    I hate getting those kinds of letters. I have learned a long time ago that they were scams. And even ones that come from a legitimate source are deleted if they are not done with a professional approach that includes addressing me by name – and spelling it correctly.

    Reply
    • lwidmer July 25, 2016 at 11:11 am

      Amen, Maryann. The lack of any salutation is an automatic delete.

      Reply
  • Krista July 26, 2016 at 9:03 am

    This is a bit long for a comment, but it’s too good not to share. Way back in 2009 I responded to a proofreader ad on Craiglist. I got the response pasted below. I did send my address back (cringe), although now I would have just deleted it (live and learn). I got a “check” in the mail for $2500. I was supposed to take $1000 for myself and send the other $1500 along to the publisher. I think what threw me off a bit with this one was the detail and length of the response. (No, I did not try to cash the laser-printed check or send any money.)

    Hello,

    Thanks for your email and response to the Proofreader ad. I am Harish Challa, I am a social entrepreneur and I have a work with the UNICEF ASIA projects. It is a material on Child Care, Parent Obligations and similar topics. The previous editions have been published in Bahasa and Chinese Language but the need right now is for the same material to come English language. I have transcribed the book to English but I am looking for a proofreader that can edit and correct the errors in the book. This project at hand demands some vital language learnings so I need your assistance to get this done ASAP. The book contain 95 pages, words counts is 25,000 to 35,000 ..written in english. I will like to know the cost to proofread and edit this for my usage.

    However, I intend offering you the sum of $1000.00 for the proofreading because of the time frame so I will like to know if this works for you. I will need the book to be ready for publishing within 2 weeks from the day you received the book. I want to make it clear that I expect it to be carried out expertly. That is, ensuring that the book does not loose its original meaning in the course of editing; in as much you will prove yourself to be a reliable, trustworthy and above all able to meet up with my deadline; I will instruct my sponsor to proceed with your payment in full once I hear from you today as I will like you to have the payment before commencing your work so as to secure your service.

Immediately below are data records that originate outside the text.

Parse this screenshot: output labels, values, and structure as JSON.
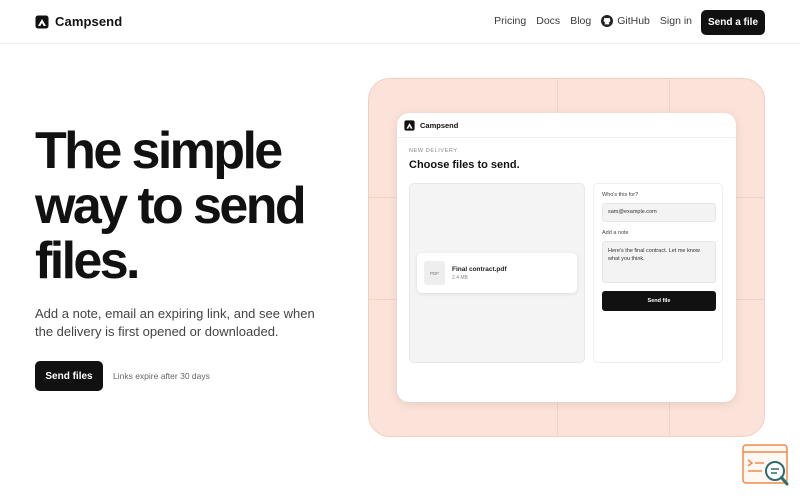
{
  "header": {
    "brand": "Campsend",
    "nav": {
      "pricing": "Pricing",
      "docs": "Docs",
      "blog": "Blog",
      "github": "GitHub",
      "signin": "Sign in"
    },
    "cta": "Send a file"
  },
  "hero": {
    "title": "The simple way to send files.",
    "subtitle": "Add a note, email an expiring link, and see when the delivery is first opened or downloaded.",
    "cta": "Send files",
    "note": "Links expire after 30 days"
  },
  "preview": {
    "brand": "Campsend",
    "eyebrow": "NEW DELIVERY",
    "title": "Choose files to send.",
    "file": {
      "thumb": "PDF",
      "name": "Final contract.pdf",
      "size": "2.4 MB"
    },
    "form": {
      "recipient_label": "Who's this for?",
      "recipient_value": "sam@example.com",
      "note_label": "Add a note",
      "note_value": "Here's the final contract. Let me know what you think.",
      "send": "Send file"
    }
  },
  "colors": {
    "accent": "#111111",
    "peach": "#fbe3d9",
    "widget": "#f08a4b",
    "widget_teal": "#2f6d6d"
  },
  "icons": {
    "brand": "campsend-logo-icon",
    "github": "github-icon",
    "widget": "search-panel-icon"
  }
}
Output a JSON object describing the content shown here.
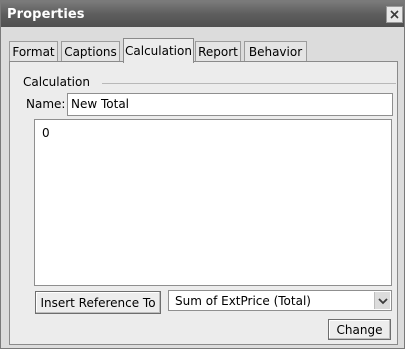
{
  "window": {
    "title": "Properties",
    "close_icon": "close-icon"
  },
  "tabs": [
    {
      "label": "Format",
      "active": false
    },
    {
      "label": "Captions",
      "active": false
    },
    {
      "label": "Calculation",
      "active": true
    },
    {
      "label": "Report",
      "active": false
    },
    {
      "label": "Behavior",
      "active": false
    }
  ],
  "calculation": {
    "group_label": "Calculation",
    "name_label": "Name:",
    "name_value": "New Total",
    "expression": "0",
    "insert_button": "Insert Reference To",
    "reference_selected": "Sum of ExtPrice (Total)",
    "change_button": "Change"
  },
  "colors": {
    "titlebar": "#5e5e5e",
    "panel": "#ececec"
  }
}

    Upon receipt of the payment, I will instruct the publisher to mail you a copy of the book so you can commence your work. As soon as you are done with the proofreading, you will have to send the edited copy back to the publisher so he can commence the final publishing of the work. In the meantime, Kindly get back with the following information so I can start making arrangememt for your payment. moreso, I will need your phone number for a better communication.

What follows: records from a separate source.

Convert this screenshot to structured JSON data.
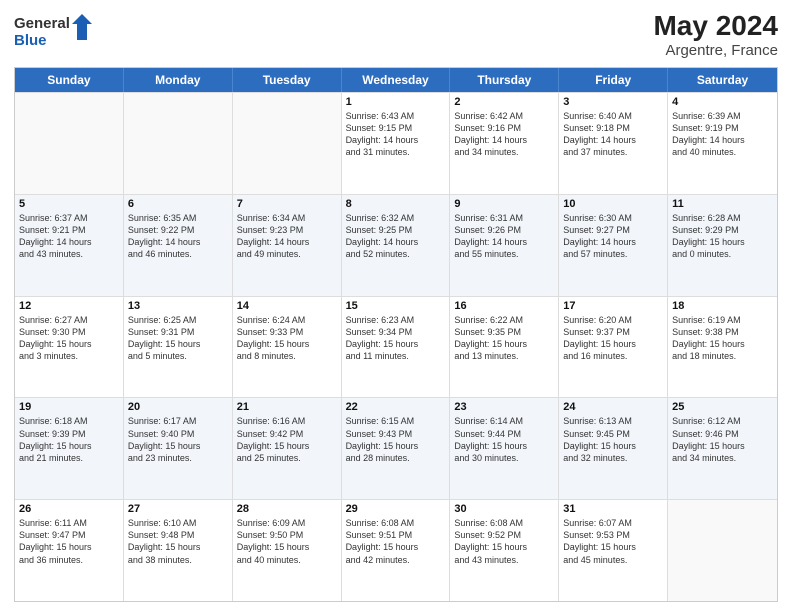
{
  "header": {
    "logo_general": "General",
    "logo_blue": "Blue",
    "month_year": "May 2024",
    "location": "Argentre, France"
  },
  "calendar": {
    "days_of_week": [
      "Sunday",
      "Monday",
      "Tuesday",
      "Wednesday",
      "Thursday",
      "Friday",
      "Saturday"
    ],
    "rows": [
      {
        "alt": false,
        "cells": [
          {
            "day": "",
            "lines": []
          },
          {
            "day": "",
            "lines": []
          },
          {
            "day": "",
            "lines": []
          },
          {
            "day": "1",
            "lines": [
              "Sunrise: 6:43 AM",
              "Sunset: 9:15 PM",
              "Daylight: 14 hours",
              "and 31 minutes."
            ]
          },
          {
            "day": "2",
            "lines": [
              "Sunrise: 6:42 AM",
              "Sunset: 9:16 PM",
              "Daylight: 14 hours",
              "and 34 minutes."
            ]
          },
          {
            "day": "3",
            "lines": [
              "Sunrise: 6:40 AM",
              "Sunset: 9:18 PM",
              "Daylight: 14 hours",
              "and 37 minutes."
            ]
          },
          {
            "day": "4",
            "lines": [
              "Sunrise: 6:39 AM",
              "Sunset: 9:19 PM",
              "Daylight: 14 hours",
              "and 40 minutes."
            ]
          }
        ]
      },
      {
        "alt": true,
        "cells": [
          {
            "day": "5",
            "lines": [
              "Sunrise: 6:37 AM",
              "Sunset: 9:21 PM",
              "Daylight: 14 hours",
              "and 43 minutes."
            ]
          },
          {
            "day": "6",
            "lines": [
              "Sunrise: 6:35 AM",
              "Sunset: 9:22 PM",
              "Daylight: 14 hours",
              "and 46 minutes."
            ]
          },
          {
            "day": "7",
            "lines": [
              "Sunrise: 6:34 AM",
              "Sunset: 9:23 PM",
              "Daylight: 14 hours",
              "and 49 minutes."
            ]
          },
          {
            "day": "8",
            "lines": [
              "Sunrise: 6:32 AM",
              "Sunset: 9:25 PM",
              "Daylight: 14 hours",
              "and 52 minutes."
            ]
          },
          {
            "day": "9",
            "lines": [
              "Sunrise: 6:31 AM",
              "Sunset: 9:26 PM",
              "Daylight: 14 hours",
              "and 55 minutes."
            ]
          },
          {
            "day": "10",
            "lines": [
              "Sunrise: 6:30 AM",
              "Sunset: 9:27 PM",
              "Daylight: 14 hours",
              "and 57 minutes."
            ]
          },
          {
            "day": "11",
            "lines": [
              "Sunrise: 6:28 AM",
              "Sunset: 9:29 PM",
              "Daylight: 15 hours",
              "and 0 minutes."
            ]
          }
        ]
      },
      {
        "alt": false,
        "cells": [
          {
            "day": "12",
            "lines": [
              "Sunrise: 6:27 AM",
              "Sunset: 9:30 PM",
              "Daylight: 15 hours",
              "and 3 minutes."
            ]
          },
          {
            "day": "13",
            "lines": [
              "Sunrise: 6:25 AM",
              "Sunset: 9:31 PM",
              "Daylight: 15 hours",
              "and 5 minutes."
            ]
          },
          {
            "day": "14",
            "lines": [
              "Sunrise: 6:24 AM",
              "Sunset: 9:33 PM",
              "Daylight: 15 hours",
              "and 8 minutes."
            ]
          },
          {
            "day": "15",
            "lines": [
              "Sunrise: 6:23 AM",
              "Sunset: 9:34 PM",
              "Daylight: 15 hours",
              "and 11 minutes."
            ]
          },
          {
            "day": "16",
            "lines": [
              "Sunrise: 6:22 AM",
              "Sunset: 9:35 PM",
              "Daylight: 15 hours",
              "and 13 minutes."
            ]
          },
          {
            "day": "17",
            "lines": [
              "Sunrise: 6:20 AM",
              "Sunset: 9:37 PM",
              "Daylight: 15 hours",
              "and 16 minutes."
            ]
          },
          {
            "day": "18",
            "lines": [
              "Sunrise: 6:19 AM",
              "Sunset: 9:38 PM",
              "Daylight: 15 hours",
              "and 18 minutes."
            ]
          }
        ]
      },
      {
        "alt": true,
        "cells": [
          {
            "day": "19",
            "lines": [
              "Sunrise: 6:18 AM",
              "Sunset: 9:39 PM",
              "Daylight: 15 hours",
              "and 21 minutes."
            ]
          },
          {
            "day": "20",
            "lines": [
              "Sunrise: 6:17 AM",
              "Sunset: 9:40 PM",
              "Daylight: 15 hours",
              "and 23 minutes."
            ]
          },
          {
            "day": "21",
            "lines": [
              "Sunrise: 6:16 AM",
              "Sunset: 9:42 PM",
              "Daylight: 15 hours",
              "and 25 minutes."
            ]
          },
          {
            "day": "22",
            "lines": [
              "Sunrise: 6:15 AM",
              "Sunset: 9:43 PM",
              "Daylight: 15 hours",
              "and 28 minutes."
            ]
          },
          {
            "day": "23",
            "lines": [
              "Sunrise: 6:14 AM",
              "Sunset: 9:44 PM",
              "Daylight: 15 hours",
              "and 30 minutes."
            ]
          },
          {
            "day": "24",
            "lines": [
              "Sunrise: 6:13 AM",
              "Sunset: 9:45 PM",
              "Daylight: 15 hours",
              "and 32 minutes."
            ]
          },
          {
            "day": "25",
            "lines": [
              "Sunrise: 6:12 AM",
              "Sunset: 9:46 PM",
              "Daylight: 15 hours",
              "and 34 minutes."
            ]
          }
        ]
      },
      {
        "alt": false,
        "cells": [
          {
            "day": "26",
            "lines": [
              "Sunrise: 6:11 AM",
              "Sunset: 9:47 PM",
              "Daylight: 15 hours",
              "and 36 minutes."
            ]
          },
          {
            "day": "27",
            "lines": [
              "Sunrise: 6:10 AM",
              "Sunset: 9:48 PM",
              "Daylight: 15 hours",
              "and 38 minutes."
            ]
          },
          {
            "day": "28",
            "lines": [
              "Sunrise: 6:09 AM",
              "Sunset: 9:50 PM",
              "Daylight: 15 hours",
              "and 40 minutes."
            ]
          },
          {
            "day": "29",
            "lines": [
              "Sunrise: 6:08 AM",
              "Sunset: 9:51 PM",
              "Daylight: 15 hours",
              "and 42 minutes."
            ]
          },
          {
            "day": "30",
            "lines": [
              "Sunrise: 6:08 AM",
              "Sunset: 9:52 PM",
              "Daylight: 15 hours",
              "and 43 minutes."
            ]
          },
          {
            "day": "31",
            "lines": [
              "Sunrise: 6:07 AM",
              "Sunset: 9:53 PM",
              "Daylight: 15 hours",
              "and 45 minutes."
            ]
          },
          {
            "day": "",
            "lines": []
          }
        ]
      }
    ]
  }
}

    Full Name:
    Full House Address with zip code;
    Phone number:
    Acceptance of offer:

    All I need from you is total honesty and timeliness. I will be waiting to hear from you.

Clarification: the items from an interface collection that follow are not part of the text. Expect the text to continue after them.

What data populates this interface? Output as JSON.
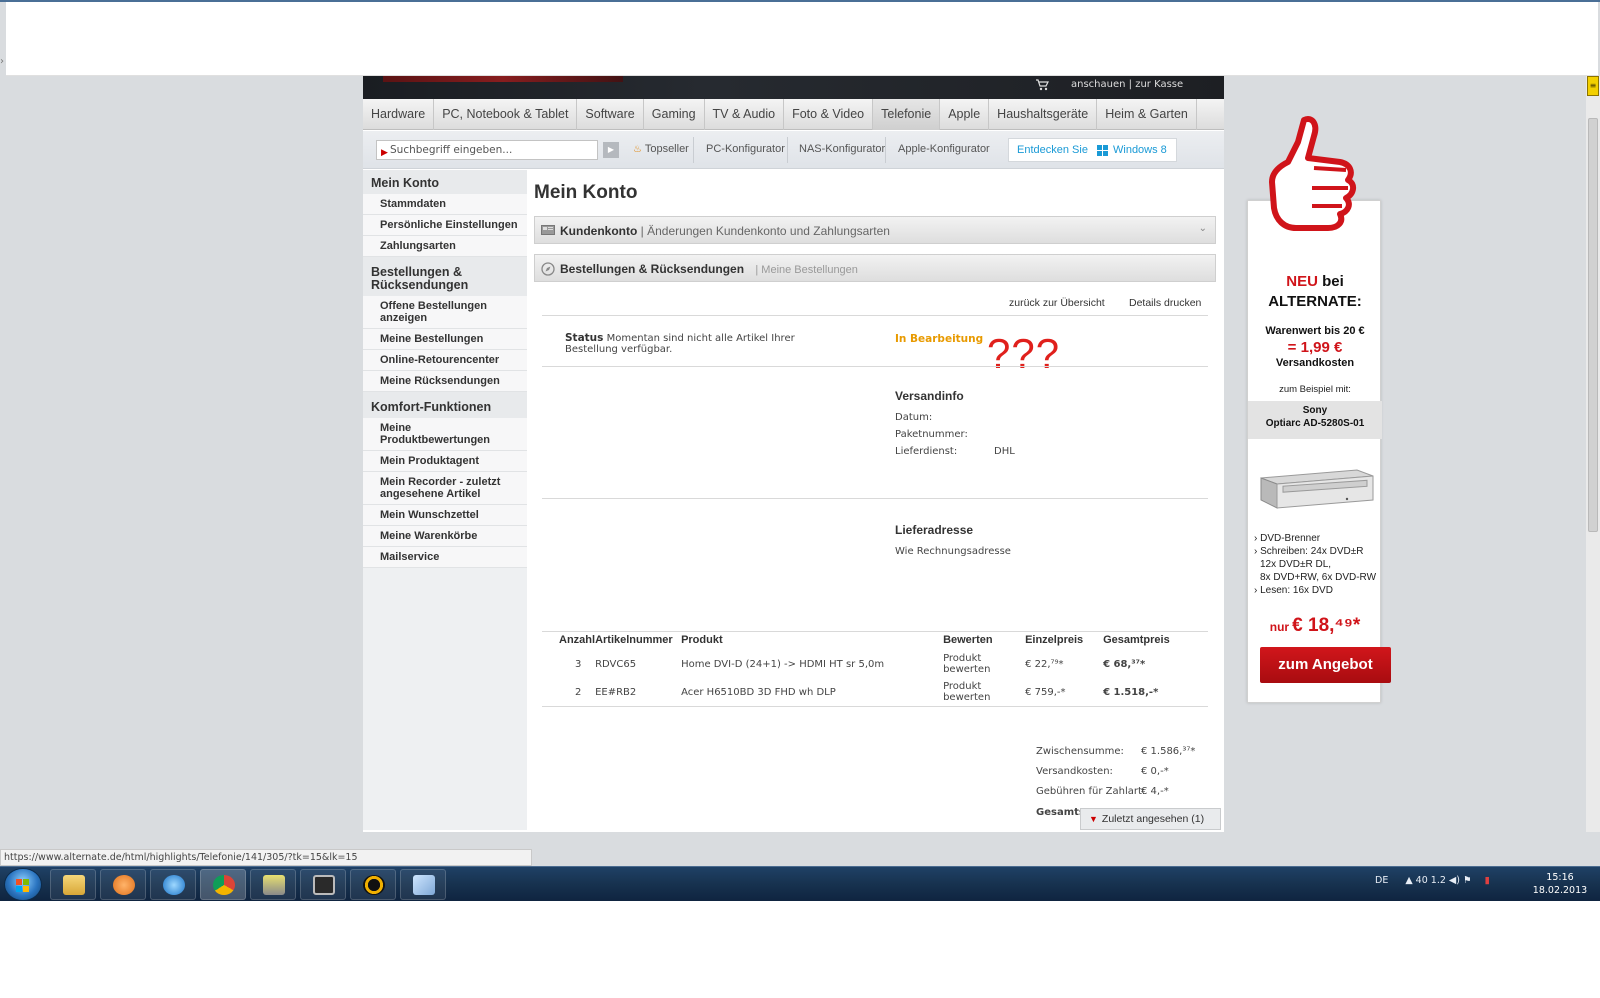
{
  "header": {
    "cart_links": "anschauen | zur Kasse"
  },
  "nav": {
    "tabs": [
      {
        "label": "Hardware"
      },
      {
        "label": "PC, Notebook & Tablet"
      },
      {
        "label": "Software"
      },
      {
        "label": "Gaming"
      },
      {
        "label": "TV & Audio"
      },
      {
        "label": "Foto & Video"
      },
      {
        "label": "Telefonie",
        "active": true
      },
      {
        "label": "Apple"
      },
      {
        "label": "Haushaltsgeräte"
      },
      {
        "label": "Heim & Garten"
      }
    ]
  },
  "subbar": {
    "search_placeholder": "Suchbegriff eingeben...",
    "topseller": "Topseller",
    "pc_konfigurator": "PC-Konfigurator",
    "nas_konfigurator": "NAS-Konfigurator",
    "apple_konfigurator": "Apple-Konfigurator",
    "win8_prefix": "Entdecken Sie",
    "win8_label": "Windows 8"
  },
  "sidebar": {
    "sections": [
      {
        "title": "Mein Konto",
        "items": [
          "Stammdaten",
          "Persönliche Einstellungen",
          "Zahlungsarten"
        ]
      },
      {
        "title": "Bestellungen & Rücksendungen",
        "items": [
          "Offene Bestellungen anzeigen",
          "Meine Bestellungen",
          "Online-Retourencenter",
          "Meine Rücksendungen"
        ]
      },
      {
        "title": "Komfort-Funktionen",
        "items": [
          "Meine Produktbewertungen",
          "Mein Produktagent",
          "Mein Recorder - zuletzt angesehene Artikel",
          "Mein Wunschzettel",
          "Meine Warenkörbe",
          "Mailservice"
        ]
      }
    ]
  },
  "content": {
    "title": "Mein Konto",
    "panel1": {
      "title": "Kundenkonto",
      "subtitle": "| Änderungen Kundenkonto und Zahlungsarten"
    },
    "panel2": {
      "title": "Bestellungen & Rücksendungen",
      "subtitle": "| Meine Bestellungen"
    },
    "back_link": "zurück zur Übersicht",
    "print_link": "Details drucken",
    "status": {
      "label": "Status",
      "text": "Momentan sind nicht alle Artikel Ihrer Bestellung verfügbar.",
      "value": "In Bearbeitung",
      "annotation": "???"
    },
    "versandinfo": {
      "title": "Versandinfo",
      "datum_label": "Datum:",
      "datum_value": "",
      "paket_label": "Paketnummer:",
      "paket_value": "",
      "dienst_label": "Lieferdienst:",
      "dienst_value": "DHL"
    },
    "lieferadresse": {
      "title": "Lieferadresse",
      "value": "Wie Rechnungsadresse"
    },
    "table": {
      "headers": [
        "Anzahl",
        "Artikelnummer",
        "Produkt",
        "Bewerten",
        "Einzelpreis",
        "Gesamtpreis"
      ],
      "rows": [
        {
          "qty": "3",
          "sku": "RDVC65",
          "product": "Home DVI-D (24+1) -> HDMI HT sr 5,0m",
          "rate": "Produkt bewerten",
          "unit": "€ 22,⁷⁹*",
          "total": "€ 68,³⁷*"
        },
        {
          "qty": "2",
          "sku": "EE#RB2",
          "product": "Acer H6510BD 3D FHD wh DLP",
          "rate": "Produkt bewerten",
          "unit": "€ 759,-*",
          "total": "€ 1.518,-*"
        }
      ]
    },
    "summary": {
      "zwischensumme_label": "Zwischensumme:",
      "zwischensumme_value": "€ 1.586,³⁷*",
      "versand_label": "Versandkosten:",
      "versand_value": "€ 0,-*",
      "gebuehren_label": "Gebühren für Zahlart:",
      "gebuehren_value": "€ 4,-*",
      "gesamt_label": "Gesamtsumme:"
    },
    "recent_label": "Zuletzt angesehen (1)"
  },
  "ad": {
    "neu": "NEU",
    "bei": "bei",
    "brand": "ALTERNATE:",
    "warenwert": "Warenwert bis 20 €",
    "price": "= 1,99 €",
    "versandkosten": "Versandkosten",
    "beispiel": "zum Beispiel mit:",
    "product_brand": "Sony",
    "product_name": "Optiarc AD-5280S-01",
    "bullets": [
      "› DVD-Brenner",
      "› Schreiben: 24x DVD±R",
      "12x DVD±R DL,",
      "8x DVD+RW, 6x DVD-RW",
      "› Lesen: 16x DVD"
    ],
    "nur": "nur",
    "offer_price": "€ 18,⁴⁹*",
    "cta": "zum Angebot"
  },
  "browser": {
    "status_url": "https://www.alternate.de/html/highlights/Telefonie/141/305/?tk=15&lk=15"
  },
  "taskbar": {
    "lang": "DE",
    "tray_text": "▲  40  1.2  ◀)  ⚑",
    "time": "15:16",
    "date": "18.02.2013"
  },
  "colors": {
    "accent_red": "#c8101b",
    "status_orange": "#e89a00",
    "win_blue": "#1a9ad6"
  }
}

    Best Regard,
    Harish Challa.

    Reply
    • lwidmer July 28, 2016 at 9:24 am

      Wow. Krista, that’s crazy! Just goes to show this scam has been around for a while. I’m glad you were smart — that red flag was pretty glaring, wasn’t it?

      Did you ever hear from them again?

      Reply
      • Krista August 2, 2016 at 7:25 am

        No, once I told them I was onto them they stopped right away. Probably not worth their time to try to continue at that point!

        Reply
  • Felix August 7, 2016 at 4:15 am

    I’m the owner of the resume sample site you’ve mentioned in your post, and I can only think this is a coincidence. All emails from our samples are randomly created. That guy is just a spammer.

    Reply
  • Michael LaRocca August 15, 2016 at 9:56 am

    My email program has a nifty little button called “spam” that gets quite a workout. Bye-bye, bot with four names.

    Reply